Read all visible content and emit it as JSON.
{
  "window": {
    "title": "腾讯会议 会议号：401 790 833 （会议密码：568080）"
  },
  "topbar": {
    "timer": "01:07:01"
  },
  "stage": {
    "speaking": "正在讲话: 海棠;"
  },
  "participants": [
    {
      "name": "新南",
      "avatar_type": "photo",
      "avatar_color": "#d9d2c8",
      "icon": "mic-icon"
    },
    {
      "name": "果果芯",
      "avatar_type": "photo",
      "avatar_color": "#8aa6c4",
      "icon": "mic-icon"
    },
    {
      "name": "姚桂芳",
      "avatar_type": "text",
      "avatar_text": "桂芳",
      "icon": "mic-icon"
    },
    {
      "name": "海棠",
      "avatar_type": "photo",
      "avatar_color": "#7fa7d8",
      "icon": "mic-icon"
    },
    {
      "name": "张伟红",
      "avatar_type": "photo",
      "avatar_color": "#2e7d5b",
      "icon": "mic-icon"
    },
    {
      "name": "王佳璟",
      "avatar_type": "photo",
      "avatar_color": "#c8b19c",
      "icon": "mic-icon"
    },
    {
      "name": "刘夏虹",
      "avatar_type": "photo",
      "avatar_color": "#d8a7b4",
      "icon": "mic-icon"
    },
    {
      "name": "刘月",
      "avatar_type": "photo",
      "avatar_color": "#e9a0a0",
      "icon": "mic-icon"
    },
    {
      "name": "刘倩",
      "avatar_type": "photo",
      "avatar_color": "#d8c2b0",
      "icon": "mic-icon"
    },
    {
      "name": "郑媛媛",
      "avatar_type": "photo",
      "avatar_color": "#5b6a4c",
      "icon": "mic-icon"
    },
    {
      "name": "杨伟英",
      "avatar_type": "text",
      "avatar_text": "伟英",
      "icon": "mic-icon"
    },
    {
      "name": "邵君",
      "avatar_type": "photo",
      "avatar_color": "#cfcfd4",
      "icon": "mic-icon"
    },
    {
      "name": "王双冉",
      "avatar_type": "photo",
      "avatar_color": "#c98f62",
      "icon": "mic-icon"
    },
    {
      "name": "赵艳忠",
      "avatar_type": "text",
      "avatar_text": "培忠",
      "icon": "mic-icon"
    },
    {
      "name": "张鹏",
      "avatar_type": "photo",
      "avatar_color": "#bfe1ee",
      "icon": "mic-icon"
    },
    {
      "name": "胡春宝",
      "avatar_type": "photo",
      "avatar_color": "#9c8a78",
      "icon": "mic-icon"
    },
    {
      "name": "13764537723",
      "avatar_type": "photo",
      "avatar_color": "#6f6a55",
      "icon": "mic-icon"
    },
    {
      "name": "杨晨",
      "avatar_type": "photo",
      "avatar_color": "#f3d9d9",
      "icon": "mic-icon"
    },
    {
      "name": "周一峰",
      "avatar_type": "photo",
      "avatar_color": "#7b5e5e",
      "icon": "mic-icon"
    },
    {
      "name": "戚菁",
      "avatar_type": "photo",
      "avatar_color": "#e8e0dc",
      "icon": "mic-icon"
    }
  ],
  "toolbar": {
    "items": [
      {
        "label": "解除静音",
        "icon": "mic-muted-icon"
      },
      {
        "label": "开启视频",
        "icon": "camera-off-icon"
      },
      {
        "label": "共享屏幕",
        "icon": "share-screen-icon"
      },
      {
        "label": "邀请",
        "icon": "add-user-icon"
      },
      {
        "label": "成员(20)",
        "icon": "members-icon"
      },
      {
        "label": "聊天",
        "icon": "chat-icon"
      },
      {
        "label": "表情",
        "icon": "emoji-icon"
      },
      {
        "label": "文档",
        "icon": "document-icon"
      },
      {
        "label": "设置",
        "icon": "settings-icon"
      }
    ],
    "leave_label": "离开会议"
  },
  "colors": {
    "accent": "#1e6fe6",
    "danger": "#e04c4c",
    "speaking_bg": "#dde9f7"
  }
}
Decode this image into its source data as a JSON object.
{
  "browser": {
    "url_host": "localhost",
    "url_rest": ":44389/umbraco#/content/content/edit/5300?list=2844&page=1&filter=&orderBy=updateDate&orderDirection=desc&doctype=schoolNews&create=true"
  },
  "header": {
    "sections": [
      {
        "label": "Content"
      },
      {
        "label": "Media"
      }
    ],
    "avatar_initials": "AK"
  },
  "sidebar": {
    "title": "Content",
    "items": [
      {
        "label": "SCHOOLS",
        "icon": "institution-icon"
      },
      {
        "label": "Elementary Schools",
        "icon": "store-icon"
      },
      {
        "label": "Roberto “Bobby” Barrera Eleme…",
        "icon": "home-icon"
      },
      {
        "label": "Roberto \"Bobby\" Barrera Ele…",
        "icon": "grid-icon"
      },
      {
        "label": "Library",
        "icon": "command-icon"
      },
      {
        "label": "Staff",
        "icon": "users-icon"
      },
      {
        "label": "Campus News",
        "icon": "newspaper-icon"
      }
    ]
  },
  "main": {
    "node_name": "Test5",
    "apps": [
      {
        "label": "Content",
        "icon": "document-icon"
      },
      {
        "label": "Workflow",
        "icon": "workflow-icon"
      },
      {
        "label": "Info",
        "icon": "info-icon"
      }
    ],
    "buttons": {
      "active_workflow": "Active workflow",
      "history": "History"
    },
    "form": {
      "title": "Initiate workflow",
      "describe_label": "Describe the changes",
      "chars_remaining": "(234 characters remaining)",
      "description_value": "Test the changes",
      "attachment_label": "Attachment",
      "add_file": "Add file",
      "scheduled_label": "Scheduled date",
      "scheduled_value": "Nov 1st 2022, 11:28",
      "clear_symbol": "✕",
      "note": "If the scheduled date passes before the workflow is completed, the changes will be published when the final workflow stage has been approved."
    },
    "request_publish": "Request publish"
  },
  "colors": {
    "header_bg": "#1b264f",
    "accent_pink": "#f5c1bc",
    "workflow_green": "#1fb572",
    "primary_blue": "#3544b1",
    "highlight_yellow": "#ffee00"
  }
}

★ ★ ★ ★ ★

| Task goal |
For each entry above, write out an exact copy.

| Answer section |
Read all visible content and emit it as JSON.
{
  "window": {
    "title": "腾讯会议 会议号：401 790 833 （会议密码：568080）"
  },
  "topbar": {
    "timer": "01:07:01"
  },
  "stage": {
    "speaking": "正在讲话: 海棠;"
  },
  "participants": [
    {
      "name": "新南",
      "avatar_type": "photo",
      "avatar_color": "#d9d2c8",
      "icon": "mic-icon"
    },
    {
      "name": "果果芯",
      "avatar_type": "photo",
      "avatar_color": "#8aa6c4",
      "icon": "mic-icon"
    },
    {
      "name": "姚桂芳",
      "avatar_type": "text",
      "avatar_text": "桂芳",
      "icon": "mic-icon"
    },
    {
      "name": "海棠",
      "avatar_type": "photo",
      "avatar_color": "#7fa7d8",
      "icon": "mic-icon"
    },
    {
      "name": "张伟红",
      "avatar_type": "photo",
      "avatar_color": "#2e7d5b",
      "icon": "mic-icon"
    },
    {
      "name": "王佳璟",
      "avatar_type": "photo",
      "avatar_color": "#c8b19c",
      "icon": "mic-icon"
    },
    {
      "name": "刘夏虹",
      "avatar_type": "photo",
      "avatar_color": "#d8a7b4",
      "icon": "mic-icon"
    },
    {
      "name": "刘月",
      "avatar_type": "photo",
      "avatar_color": "#e9a0a0",
      "icon": "mic-icon"
    },
    {
      "name": "刘倩",
      "avatar_type": "photo",
      "avatar_color": "#d8c2b0",
      "icon": "mic-icon"
    },
    {
      "name": "郑媛媛",
      "avatar_type": "photo",
      "avatar_color": "#5b6a4c",
      "icon": "mic-icon"
    },
    {
      "name": "杨伟英",
      "avatar_type": "text",
      "avatar_text": "伟英",
      "icon": "mic-icon"
    },
    {
      "name": "邵君",
      "avatar_type": "photo",
      "avatar_color": "#cfcfd4",
      "icon": "mic-icon"
    },
    {
      "name": "王双冉",
      "avatar_type": "photo",
      "avatar_color": "#c98f62",
      "icon": "mic-icon"
    },
    {
      "name": "赵艳忠",
      "avatar_type": "text",
      "avatar_text": "培忠",
      "icon": "mic-icon"
    },
    {
      "name": "张鹏",
      "avatar_type": "photo",
      "avatar_color": "#bfe1ee",
      "icon": "mic-icon"
    },
    {
      "name": "胡春宝",
      "avatar_type": "photo",
      "avatar_color": "#9c8a78",
      "icon": "mic-icon"
    },
    {
      "name": "13764537723",
      "avatar_type": "photo",
      "avatar_color": "#6f6a55",
      "icon": "mic-icon"
    },
    {
      "name": "杨晨",
      "avatar_type": "photo",
      "avatar_color": "#f3d9d9",
      "icon": "mic-icon"
    },
    {
      "name": "周一峰",
      "avatar_type": "photo",
      "avatar_color": "#7b5e5e",
      "icon": "mic-icon"
    },
    {
      "name": "戚菁",
      "avatar_type": "photo",
      "avatar_color": "#e8e0dc",
      "icon": "mic-icon"
    }
  ],
  "toolbar": {
    "items": [
      {
        "label": "解除静音",
        "icon": "mic-muted-icon"
      },
      {
        "label": "开启视频",
        "icon": "camera-off-icon"
      },
      {
        "label": "共享屏幕",
        "icon": "share-screen-icon"
      },
      {
        "label": "邀请",
        "icon": "add-user-icon"
      },
      {
        "label": "成员(20)",
        "icon": "members-icon"
      },
      {
        "label": "聊天",
        "icon": "chat-icon"
      },
      {
        "label": "表情",
        "icon": "emoji-icon"
      },
      {
        "label": "文档",
        "icon": "document-icon"
      },
      {
        "label": "设置",
        "icon": "settings-icon"
      }
    ],
    "leave_label": "离开会议"
  },
  "colors": {
    "accent": "#1e6fe6",
    "danger": "#e04c4c",
    "speaking_bg": "#dde9f7"
  }
}
Decode this image into its source data as a JSON object.
{
  "browser": {
    "url_host": "localhost",
    "url_rest": ":44389/umbraco#/content/content/edit/5300?list=2844&page=1&filter=&orderBy=updateDate&orderDirection=desc&doctype=schoolNews&create=true"
  },
  "header": {
    "sections": [
      {
        "label": "Content"
      },
      {
        "label": "Media"
      }
    ],
    "avatar_initials": "AK"
  },
  "sidebar": {
    "title": "Content",
    "items": [
      {
        "label": "SCHOOLS",
        "icon": "institution-icon"
      },
      {
        "label": "Elementary Schools",
        "icon": "store-icon"
      },
      {
        "label": "Roberto “Bobby” Barrera Eleme…",
        "icon": "home-icon"
      },
      {
        "label": "Roberto \"Bobby\" Barrera Ele…",
        "icon": "grid-icon"
      },
      {
        "label": "Library",
        "icon": "command-icon"
      },
      {
        "label": "Staff",
        "icon": "users-icon"
      },
      {
        "label": "Campus News",
        "icon": "newspaper-icon"
      }
    ]
  },
  "main": {
    "node_name": "Test5",
    "apps": [
      {
        "label": "Content",
        "icon": "document-icon"
      },
      {
        "label": "Workflow",
        "icon": "workflow-icon"
      },
      {
        "label": "Info",
        "icon": "info-icon"
      }
    ],
    "buttons": {
      "active_workflow": "Active workflow",
      "history": "History"
    },
    "form": {
      "title": "Initiate workflow",
      "describe_label": "Describe the changes",
      "chars_remaining": "(234 characters remaining)",
      "description_value": "Test the changes",
      "attachment_label": "Attachment",
      "add_file": "Add file",
      "scheduled_label": "Scheduled date",
      "scheduled_value": "Nov 1st 2022, 11:28",
      "clear_symbol": "✕",
      "note": "If the scheduled date passes before the workflow is completed, the changes will be published when the final workflow stage has been approved."
    },
    "request_publish": "Request publish"
  },
  "colors": {
    "header_bg": "#1b264f",
    "accent_pink": "#f5c1bc",
    "workflow_green": "#1fb572",
    "primary_blue": "#3544b1",
    "highlight_yellow": "#ffee00"
  }
}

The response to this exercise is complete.